§ **YOUR ASSIGNMENT**
Each record below needs to be set down again exactly.

-- INFORMATION SHOWN follows --

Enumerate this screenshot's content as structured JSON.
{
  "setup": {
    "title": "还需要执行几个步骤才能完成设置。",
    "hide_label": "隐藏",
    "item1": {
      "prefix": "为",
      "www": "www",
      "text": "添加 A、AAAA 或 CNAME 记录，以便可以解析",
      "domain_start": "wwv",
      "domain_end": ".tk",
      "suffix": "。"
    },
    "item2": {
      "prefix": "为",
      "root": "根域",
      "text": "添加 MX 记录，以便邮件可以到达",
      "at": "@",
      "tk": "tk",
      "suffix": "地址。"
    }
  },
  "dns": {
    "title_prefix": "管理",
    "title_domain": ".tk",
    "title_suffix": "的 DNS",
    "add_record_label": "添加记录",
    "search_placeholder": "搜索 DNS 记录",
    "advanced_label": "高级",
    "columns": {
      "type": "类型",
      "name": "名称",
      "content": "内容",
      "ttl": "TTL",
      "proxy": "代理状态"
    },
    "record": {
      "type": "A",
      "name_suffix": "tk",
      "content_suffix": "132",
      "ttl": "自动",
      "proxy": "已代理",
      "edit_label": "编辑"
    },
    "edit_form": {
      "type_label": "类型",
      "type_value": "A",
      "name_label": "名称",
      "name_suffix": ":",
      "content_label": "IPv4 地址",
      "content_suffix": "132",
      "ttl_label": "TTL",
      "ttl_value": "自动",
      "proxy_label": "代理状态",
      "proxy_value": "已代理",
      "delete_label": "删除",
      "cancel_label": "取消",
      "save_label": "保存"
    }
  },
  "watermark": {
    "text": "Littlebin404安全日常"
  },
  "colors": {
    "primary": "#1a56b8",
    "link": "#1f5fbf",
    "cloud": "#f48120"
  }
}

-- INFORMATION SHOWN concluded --

§ **SOLUTION BELOW**
Enumerate this screenshot's content as structured JSON.
{
  "setup": {
    "title": "还需要执行几个步骤才能完成设置。",
    "hide_label": "隐藏",
    "item1": {
      "prefix": "为",
      "www": "www",
      "text": "添加 A、AAAA 或 CNAME 记录，以便可以解析",
      "domain_start": "wwv",
      "domain_end": ".tk",
      "suffix": "。"
    },
    "item2": {
      "prefix": "为",
      "root": "根域",
      "text": "添加 MX 记录，以便邮件可以到达",
      "at": "@",
      "tk": "tk",
      "suffix": "地址。"
    }
  },
  "dns": {
    "title_prefix": "管理",
    "title_domain": ".tk",
    "title_suffix": "的 DNS",
    "add_record_label": "添加记录",
    "search_placeholder": "搜索 DNS 记录",
    "advanced_label": "高级",
    "columns": {
      "type": "类型",
      "name": "名称",
      "content": "内容",
      "ttl": "TTL",
      "proxy": "代理状态"
    },
    "record": {
      "type": "A",
      "name_suffix": "tk",
      "content_suffix": "132",
      "ttl": "自动",
      "proxy": "已代理",
      "edit_label": "编辑"
    },
    "edit_form": {
      "type_label": "类型",
      "type_value": "A",
      "name_label": "名称",
      "name_suffix": ":",
      "content_label": "IPv4 地址",
      "content_suffix": "132",
      "ttl_label": "TTL",
      "ttl_value": "自动",
      "proxy_label": "代理状态",
      "proxy_value": "已代理",
      "delete_label": "删除",
      "cancel_label": "取消",
      "save_label": "保存"
    }
  },
  "watermark": {
    "text": "Littlebin404安全日常"
  },
  "colors": {
    "primary": "#1a56b8",
    "link": "#1f5fbf",
    "cloud": "#f48120"
  }
}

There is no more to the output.